Recently I've been looking at Buildbot again. It's been a while, bu it's nice to poke at it again. There's various things I want to do (like maybe finally finish my IRC praise/blame patch ?), but for starters I wanted to get some buildbots set up for pychecker, moap and morituri.

So that involved finding my old buildbot hacking notes so I can jumpstart a little better. And I started thinking about documentation.

I've always felt I'd like to write more documentation because it's a critical piece of success for a project. But at the same time, there's a simple problem when I want to write documentation: you need the mindset of a beginner to write good documentation. So it becomes a chicken-and-egg problem: in the beginning you don't know the project well enough to write the documentation; and as soon as you learn more about the project, you lose the capacity to ask the right questions the documentation needs to answer.

It is a special kind of skill to get into that mindset and be able to write from that perspective of a beginner. I don't think I have it.

But today I realized that I am now in the perfect situation when it comes to Buildbot. I know enough of how buildbot works conceptually from the past when I hacked on it, but it's been changed enough and I've forgotten enough that I actually need to go through the motions again to get my knowledge back. So, from a user point of view, I'm back to being a newbie.

So, I decided I'd take advantage of the situation and write some tutorials on how to use Buildbot.
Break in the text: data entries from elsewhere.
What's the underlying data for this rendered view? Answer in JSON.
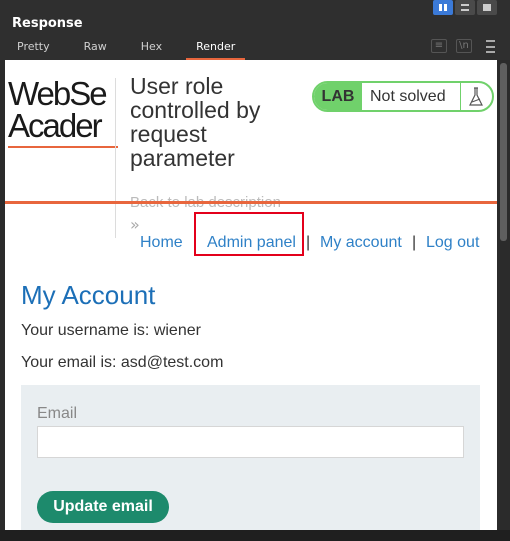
{
  "panel": {
    "title": "Response",
    "tabs": [
      "Pretty",
      "Raw",
      "Hex",
      "Render"
    ],
    "active_tab": "Render",
    "tool_icons": [
      "wrap-lines-icon",
      "newline-icon",
      "menu-icon"
    ]
  },
  "page": {
    "logo_line1": "WebSe",
    "logo_line2": "Acader",
    "lab_title": "User role controlled by request parameter",
    "back_link": "Back to lab description",
    "back_chevrons": "»",
    "lab_badge": "LAB",
    "lab_status": "Not solved",
    "nav": {
      "home": "Home",
      "admin_panel": "Admin panel",
      "sep": "|",
      "my_account": "My account",
      "log_out": "Log out"
    },
    "heading": "My Account",
    "username_line": "Your username is: wiener",
    "email_line": "Your email is: asd@test.com",
    "form": {
      "email_label": "Email",
      "email_value": "",
      "submit_label": "Update email"
    }
  },
  "colors": {
    "accent_orange": "#e8663d",
    "lab_green": "#70d16b",
    "link_blue": "#2f81c7",
    "heading_blue": "#1c6fb7",
    "button_green": "#1d8a6c",
    "highlight_red": "#e3001b"
  }
}
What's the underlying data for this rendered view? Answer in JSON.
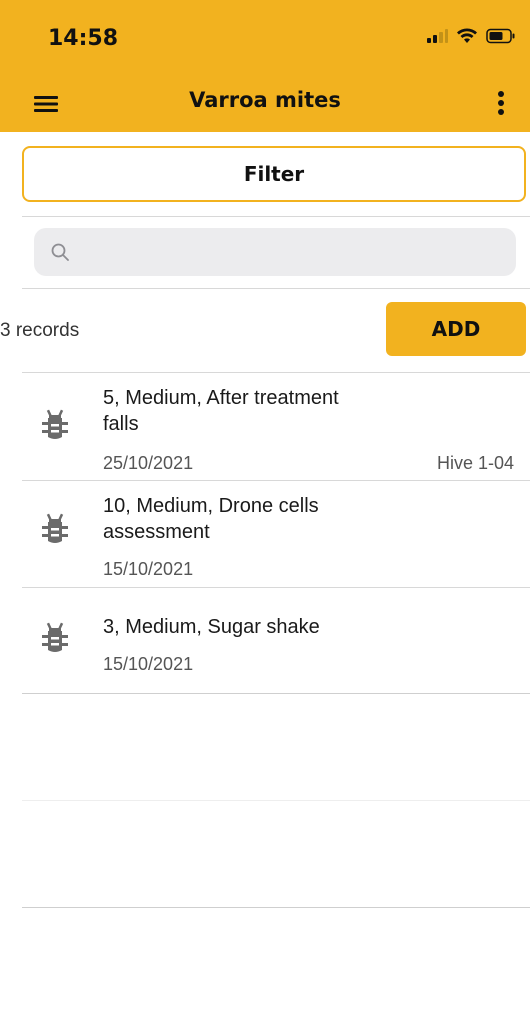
{
  "status": {
    "time": "14:58"
  },
  "nav": {
    "title": "Varroa mites"
  },
  "filter": {
    "label": "Filter"
  },
  "search": {
    "placeholder": ""
  },
  "list_header": {
    "count_text": "3 records",
    "add_label": "ADD"
  },
  "records": [
    {
      "title": "5, Medium, After treatment falls",
      "date": "25/10/2021",
      "hive": "Hive 1-04"
    },
    {
      "title": "10, Medium, Drone cells assessment",
      "date": "15/10/2021",
      "hive": ""
    },
    {
      "title": "3, Medium, Sugar shake",
      "date": "15/10/2021",
      "hive": ""
    }
  ],
  "colors": {
    "accent": "#f2b21f",
    "icon": "#6b6b6b"
  },
  "icons": {
    "record": "bug-icon",
    "menu": "hamburger-menu-icon",
    "more": "more-vertical-icon",
    "search": "search-icon"
  }
}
I've got two sections written up now and I'm ready to have people give me feedback.
The first tutorial focuses on the quickest 'this works' experience you can have, without touching the default configuration at all.
The second tutorial gives a quick tour of some of the features of buildbot by customizing the configuration, but without writing any code.

I plan to write further chunks that show how to set up a real build master for a project and integrate with the change notification, how to set up depending builds, and how to do some actual coding for specific build steps.

If you have some spare time and you're interested in continuous integration, you could do worse than provide me some feedback on these tutorials.